Nanoparticle therapy could deliver double blow to cancer

Nanoparticle therapy could deliver double blow to cancer

The therapy, which has been shown to make breast cancer and prostate cancer tumours more sensitive to chemotherapy, is now close to entering clinical trials, said researchers from the University of East Anglia (UEA) in the UK.

A new cancer therapy using nanoparticles to deliver a combination therapy direct to cancer cells could be on the horizon, scientists say. 

The therapy, which has been shown to make breast cancer and prostate cancer tumours more sensitive to chemotherapy, is now close to entering clinical trials, said researchers from the University of East Anglia (UEA) in the UK.
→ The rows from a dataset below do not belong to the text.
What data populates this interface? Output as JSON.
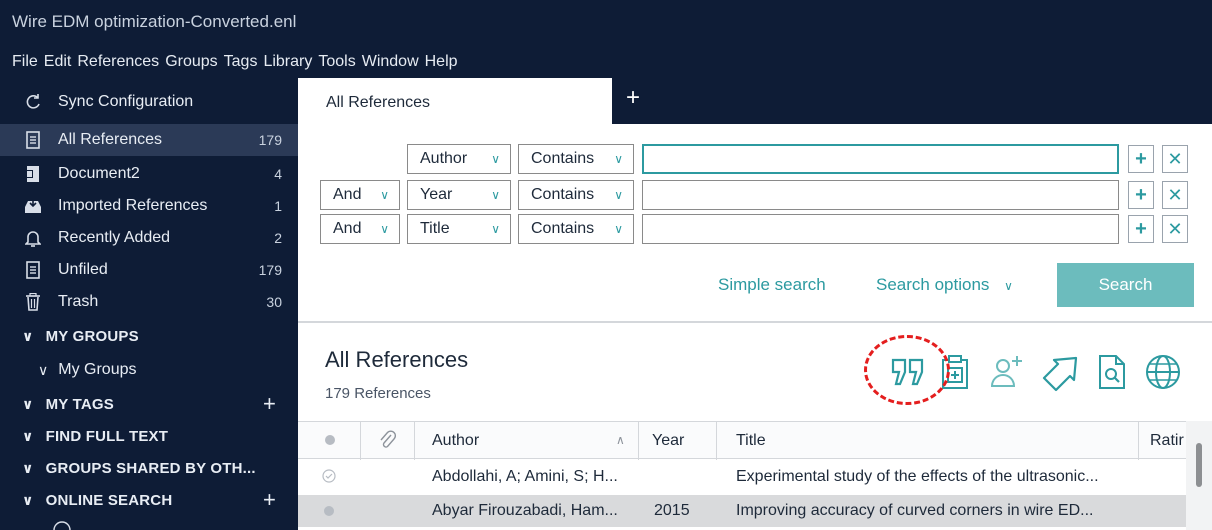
{
  "window": {
    "title": "Wire EDM optimization-Converted.enl"
  },
  "menu": [
    "File",
    "Edit",
    "References",
    "Groups",
    "Tags",
    "Library",
    "Tools",
    "Window",
    "Help"
  ],
  "sidebar": {
    "sync": "Sync Configuration",
    "items": [
      {
        "label": "All References",
        "count": "179",
        "icon": "document-icon"
      },
      {
        "label": "Document2",
        "count": "4",
        "icon": "word-document-icon"
      },
      {
        "label": "Imported References",
        "count": "1",
        "icon": "import-icon"
      },
      {
        "label": "Recently Added",
        "count": "2",
        "icon": "bell-icon"
      },
      {
        "label": "Unfiled",
        "count": "179",
        "icon": "document-icon"
      },
      {
        "label": "Trash",
        "count": "30",
        "icon": "trash-icon"
      }
    ],
    "my_groups": "MY GROUPS",
    "my_groups_child": "My Groups",
    "my_tags": "MY TAGS",
    "find_full_text": "FIND FULL TEXT",
    "groups_shared": "GROUPS SHARED BY OTH...",
    "online_search": "ONLINE SEARCH"
  },
  "tabs": {
    "active": "All References",
    "add": "+"
  },
  "search": {
    "rows": [
      {
        "connector": "",
        "field": "Author",
        "op": "Contains",
        "value": ""
      },
      {
        "connector": "And",
        "field": "Year",
        "op": "Contains",
        "value": ""
      },
      {
        "connector": "And",
        "field": "Title",
        "op": "Contains",
        "value": ""
      }
    ],
    "simple_search": "Simple search",
    "search_options": "Search options",
    "search_button": "Search"
  },
  "list": {
    "title": "All References",
    "count": "179 References",
    "columns": {
      "author": "Author",
      "year": "Year",
      "title": "Title",
      "rating": "Ratir"
    },
    "rows": [
      {
        "author": "Abdollahi, A; Amini, S; H...",
        "year": "",
        "title": "Experimental study of the effects of the ultrasonic..."
      },
      {
        "author": "Abyar Firouzabadi, Ham...",
        "year": "2015",
        "title": "Improving accuracy of curved corners in wire ED..."
      }
    ]
  },
  "colors": {
    "accent": "#2c9aa0",
    "sidebar_bg": "#0e1c36",
    "selected_bg": "#2b3a57",
    "highlight": "#e41e1e"
  }
}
Using nanoparticles to get drugs directly into a tumour is a growing area of cancer research. The technology is the first of its kind to use nanoparticles to deliver two drugs in combination to target cancer cells. The drugs, already approved for clinical use, are an anti-cancer drug called docetaxel, and fingolimod, a multiple sclerosis drug that makes tumours more sensitive to chemotherapy.